* What is required
If a line in the data holds the string "piston", list it.

══ Input data ══

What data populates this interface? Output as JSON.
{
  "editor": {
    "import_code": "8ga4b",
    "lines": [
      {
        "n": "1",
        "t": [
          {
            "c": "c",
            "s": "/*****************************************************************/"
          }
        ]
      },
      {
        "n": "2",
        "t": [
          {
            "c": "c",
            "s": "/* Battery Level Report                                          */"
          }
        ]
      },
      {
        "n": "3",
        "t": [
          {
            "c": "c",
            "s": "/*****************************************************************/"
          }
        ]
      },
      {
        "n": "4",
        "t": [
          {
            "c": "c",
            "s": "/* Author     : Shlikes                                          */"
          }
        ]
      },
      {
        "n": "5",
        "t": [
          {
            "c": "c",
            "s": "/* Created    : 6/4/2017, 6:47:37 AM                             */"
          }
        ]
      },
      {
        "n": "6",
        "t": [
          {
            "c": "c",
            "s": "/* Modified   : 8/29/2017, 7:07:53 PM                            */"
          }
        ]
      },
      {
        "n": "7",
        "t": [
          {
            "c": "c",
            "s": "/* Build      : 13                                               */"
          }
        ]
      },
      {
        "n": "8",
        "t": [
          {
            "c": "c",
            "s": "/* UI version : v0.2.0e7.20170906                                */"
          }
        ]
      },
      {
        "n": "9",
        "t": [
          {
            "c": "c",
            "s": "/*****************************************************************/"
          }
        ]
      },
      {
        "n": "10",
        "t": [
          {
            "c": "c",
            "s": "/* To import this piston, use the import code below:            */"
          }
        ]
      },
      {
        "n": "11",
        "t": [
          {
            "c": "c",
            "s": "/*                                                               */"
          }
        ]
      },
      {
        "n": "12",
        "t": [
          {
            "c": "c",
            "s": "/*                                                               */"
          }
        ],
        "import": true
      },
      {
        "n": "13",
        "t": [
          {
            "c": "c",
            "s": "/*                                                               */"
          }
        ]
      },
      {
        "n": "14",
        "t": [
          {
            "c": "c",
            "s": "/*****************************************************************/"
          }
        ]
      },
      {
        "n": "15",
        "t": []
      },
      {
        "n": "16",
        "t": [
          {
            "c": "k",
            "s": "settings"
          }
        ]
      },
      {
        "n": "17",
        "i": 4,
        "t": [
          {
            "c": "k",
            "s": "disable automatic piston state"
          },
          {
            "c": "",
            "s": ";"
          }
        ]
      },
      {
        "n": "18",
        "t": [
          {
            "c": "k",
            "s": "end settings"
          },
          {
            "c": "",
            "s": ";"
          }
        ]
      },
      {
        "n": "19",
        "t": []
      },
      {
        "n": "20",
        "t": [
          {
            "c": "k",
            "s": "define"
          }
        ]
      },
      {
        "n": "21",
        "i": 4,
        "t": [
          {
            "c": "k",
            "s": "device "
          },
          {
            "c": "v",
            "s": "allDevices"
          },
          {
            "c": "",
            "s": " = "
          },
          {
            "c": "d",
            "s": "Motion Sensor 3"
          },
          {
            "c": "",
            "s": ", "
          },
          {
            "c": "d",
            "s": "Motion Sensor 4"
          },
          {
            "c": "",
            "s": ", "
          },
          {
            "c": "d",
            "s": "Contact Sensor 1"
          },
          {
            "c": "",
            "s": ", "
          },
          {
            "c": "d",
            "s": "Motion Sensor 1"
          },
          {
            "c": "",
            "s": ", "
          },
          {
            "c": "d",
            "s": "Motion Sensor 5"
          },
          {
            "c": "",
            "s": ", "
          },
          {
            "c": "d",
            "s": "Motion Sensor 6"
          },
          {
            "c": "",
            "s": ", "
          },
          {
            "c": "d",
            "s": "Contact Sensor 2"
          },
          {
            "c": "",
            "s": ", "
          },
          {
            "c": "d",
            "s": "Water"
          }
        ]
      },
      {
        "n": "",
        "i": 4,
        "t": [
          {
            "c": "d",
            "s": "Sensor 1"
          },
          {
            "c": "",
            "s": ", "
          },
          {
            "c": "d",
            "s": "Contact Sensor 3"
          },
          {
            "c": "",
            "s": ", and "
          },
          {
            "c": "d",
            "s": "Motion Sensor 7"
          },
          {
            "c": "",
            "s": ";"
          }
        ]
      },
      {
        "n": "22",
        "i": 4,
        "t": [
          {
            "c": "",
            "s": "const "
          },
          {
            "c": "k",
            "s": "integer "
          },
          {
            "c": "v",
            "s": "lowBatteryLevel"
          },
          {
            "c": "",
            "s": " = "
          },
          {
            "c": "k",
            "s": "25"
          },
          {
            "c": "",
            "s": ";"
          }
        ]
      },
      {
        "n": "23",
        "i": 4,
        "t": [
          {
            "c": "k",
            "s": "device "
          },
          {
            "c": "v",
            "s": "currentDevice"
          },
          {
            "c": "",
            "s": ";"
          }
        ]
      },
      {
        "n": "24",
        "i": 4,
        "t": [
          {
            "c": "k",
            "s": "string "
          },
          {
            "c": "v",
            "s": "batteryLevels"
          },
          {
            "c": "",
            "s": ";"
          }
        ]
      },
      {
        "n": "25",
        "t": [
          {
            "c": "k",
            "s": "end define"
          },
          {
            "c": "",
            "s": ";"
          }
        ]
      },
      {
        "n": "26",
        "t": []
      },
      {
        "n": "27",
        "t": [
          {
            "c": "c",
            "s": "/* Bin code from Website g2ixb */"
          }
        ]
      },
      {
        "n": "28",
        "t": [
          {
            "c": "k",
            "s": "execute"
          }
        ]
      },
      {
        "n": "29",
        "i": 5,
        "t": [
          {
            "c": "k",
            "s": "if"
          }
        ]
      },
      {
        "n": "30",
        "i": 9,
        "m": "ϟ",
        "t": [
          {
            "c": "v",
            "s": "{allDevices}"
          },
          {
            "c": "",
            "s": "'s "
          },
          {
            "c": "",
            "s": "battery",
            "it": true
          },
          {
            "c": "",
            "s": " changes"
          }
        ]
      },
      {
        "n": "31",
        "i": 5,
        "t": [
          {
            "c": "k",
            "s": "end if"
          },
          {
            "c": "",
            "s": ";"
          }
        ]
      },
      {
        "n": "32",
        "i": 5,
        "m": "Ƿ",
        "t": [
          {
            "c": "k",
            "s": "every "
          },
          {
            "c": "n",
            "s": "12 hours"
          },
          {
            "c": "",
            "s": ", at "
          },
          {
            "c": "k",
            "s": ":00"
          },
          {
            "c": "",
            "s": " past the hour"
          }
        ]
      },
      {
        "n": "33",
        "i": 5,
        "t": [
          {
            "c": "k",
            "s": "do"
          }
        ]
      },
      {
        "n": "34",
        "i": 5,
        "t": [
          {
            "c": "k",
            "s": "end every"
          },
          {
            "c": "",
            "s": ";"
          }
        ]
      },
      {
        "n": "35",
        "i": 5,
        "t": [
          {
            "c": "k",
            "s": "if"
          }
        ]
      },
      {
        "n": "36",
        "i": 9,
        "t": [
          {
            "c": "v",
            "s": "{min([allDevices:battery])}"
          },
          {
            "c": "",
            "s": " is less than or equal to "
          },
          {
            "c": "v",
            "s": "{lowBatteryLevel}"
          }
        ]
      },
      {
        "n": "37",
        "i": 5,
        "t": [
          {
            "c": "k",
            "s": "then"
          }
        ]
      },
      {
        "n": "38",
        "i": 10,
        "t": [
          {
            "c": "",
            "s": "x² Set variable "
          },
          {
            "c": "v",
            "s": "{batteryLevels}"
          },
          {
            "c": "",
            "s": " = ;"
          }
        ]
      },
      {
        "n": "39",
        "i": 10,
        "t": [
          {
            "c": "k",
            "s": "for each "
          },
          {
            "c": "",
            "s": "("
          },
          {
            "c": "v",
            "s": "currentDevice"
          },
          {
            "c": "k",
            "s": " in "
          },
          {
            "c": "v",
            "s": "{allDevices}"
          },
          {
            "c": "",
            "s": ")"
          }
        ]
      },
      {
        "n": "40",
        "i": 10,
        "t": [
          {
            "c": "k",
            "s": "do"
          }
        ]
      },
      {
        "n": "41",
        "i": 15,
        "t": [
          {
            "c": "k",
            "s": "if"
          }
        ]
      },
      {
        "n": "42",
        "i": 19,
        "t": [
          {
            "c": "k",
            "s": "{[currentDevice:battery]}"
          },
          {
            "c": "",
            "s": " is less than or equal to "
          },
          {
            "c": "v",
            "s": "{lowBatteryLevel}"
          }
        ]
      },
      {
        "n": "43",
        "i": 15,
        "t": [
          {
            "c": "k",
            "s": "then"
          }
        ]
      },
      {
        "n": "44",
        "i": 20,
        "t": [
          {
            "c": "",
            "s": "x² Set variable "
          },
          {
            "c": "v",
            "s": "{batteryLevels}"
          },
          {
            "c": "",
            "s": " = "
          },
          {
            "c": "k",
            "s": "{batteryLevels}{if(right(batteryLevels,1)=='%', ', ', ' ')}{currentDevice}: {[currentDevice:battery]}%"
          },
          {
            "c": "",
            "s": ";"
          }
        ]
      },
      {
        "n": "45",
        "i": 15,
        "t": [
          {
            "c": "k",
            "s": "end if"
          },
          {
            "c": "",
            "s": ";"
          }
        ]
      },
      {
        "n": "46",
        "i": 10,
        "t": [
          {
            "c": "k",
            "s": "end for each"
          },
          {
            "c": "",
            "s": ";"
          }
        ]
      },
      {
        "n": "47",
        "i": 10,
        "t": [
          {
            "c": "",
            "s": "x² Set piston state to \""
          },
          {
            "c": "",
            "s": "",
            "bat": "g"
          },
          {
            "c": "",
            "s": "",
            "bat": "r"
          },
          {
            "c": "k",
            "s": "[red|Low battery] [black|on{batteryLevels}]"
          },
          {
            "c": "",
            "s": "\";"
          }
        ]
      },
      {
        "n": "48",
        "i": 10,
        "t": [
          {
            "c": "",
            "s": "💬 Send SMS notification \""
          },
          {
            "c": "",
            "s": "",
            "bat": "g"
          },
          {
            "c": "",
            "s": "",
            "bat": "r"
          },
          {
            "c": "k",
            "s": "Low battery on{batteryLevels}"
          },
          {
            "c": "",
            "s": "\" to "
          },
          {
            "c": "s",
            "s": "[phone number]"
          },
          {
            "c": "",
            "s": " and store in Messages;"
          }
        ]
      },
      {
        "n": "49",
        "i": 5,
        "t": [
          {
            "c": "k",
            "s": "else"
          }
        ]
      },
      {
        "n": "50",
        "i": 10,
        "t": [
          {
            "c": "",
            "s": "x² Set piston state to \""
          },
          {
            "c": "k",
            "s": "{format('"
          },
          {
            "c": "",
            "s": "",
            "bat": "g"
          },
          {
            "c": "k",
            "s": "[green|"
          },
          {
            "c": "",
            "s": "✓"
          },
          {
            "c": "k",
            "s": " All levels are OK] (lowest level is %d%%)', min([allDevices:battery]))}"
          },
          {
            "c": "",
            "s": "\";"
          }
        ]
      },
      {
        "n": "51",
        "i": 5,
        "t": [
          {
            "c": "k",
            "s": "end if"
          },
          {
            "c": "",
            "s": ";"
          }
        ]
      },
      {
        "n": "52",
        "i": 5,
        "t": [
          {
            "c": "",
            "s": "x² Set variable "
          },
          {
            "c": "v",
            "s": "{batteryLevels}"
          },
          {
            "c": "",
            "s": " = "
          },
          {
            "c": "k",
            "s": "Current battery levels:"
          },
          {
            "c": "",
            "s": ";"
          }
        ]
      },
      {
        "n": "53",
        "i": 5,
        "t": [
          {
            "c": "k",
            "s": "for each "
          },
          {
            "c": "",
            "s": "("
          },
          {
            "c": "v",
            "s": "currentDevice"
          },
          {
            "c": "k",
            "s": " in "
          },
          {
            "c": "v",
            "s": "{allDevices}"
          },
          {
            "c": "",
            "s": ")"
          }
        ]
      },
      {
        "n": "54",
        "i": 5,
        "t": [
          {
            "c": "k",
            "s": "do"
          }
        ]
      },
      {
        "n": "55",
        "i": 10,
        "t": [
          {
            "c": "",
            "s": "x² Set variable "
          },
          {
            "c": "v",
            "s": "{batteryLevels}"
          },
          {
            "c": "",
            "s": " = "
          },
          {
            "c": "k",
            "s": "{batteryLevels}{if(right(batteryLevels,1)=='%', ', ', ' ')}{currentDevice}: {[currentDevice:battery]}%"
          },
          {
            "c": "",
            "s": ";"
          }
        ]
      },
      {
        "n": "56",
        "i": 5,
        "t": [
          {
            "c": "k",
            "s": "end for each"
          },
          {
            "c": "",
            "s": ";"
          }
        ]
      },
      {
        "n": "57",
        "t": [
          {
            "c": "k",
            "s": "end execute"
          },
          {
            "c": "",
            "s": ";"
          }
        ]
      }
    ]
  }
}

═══

* Problem solution
            "s": "/* To import this piston, use the import code below:            */"
            "s": "disable automatic piston state"
            "s": "x² Set piston state to \""
            "s": "x² Set piston state to \""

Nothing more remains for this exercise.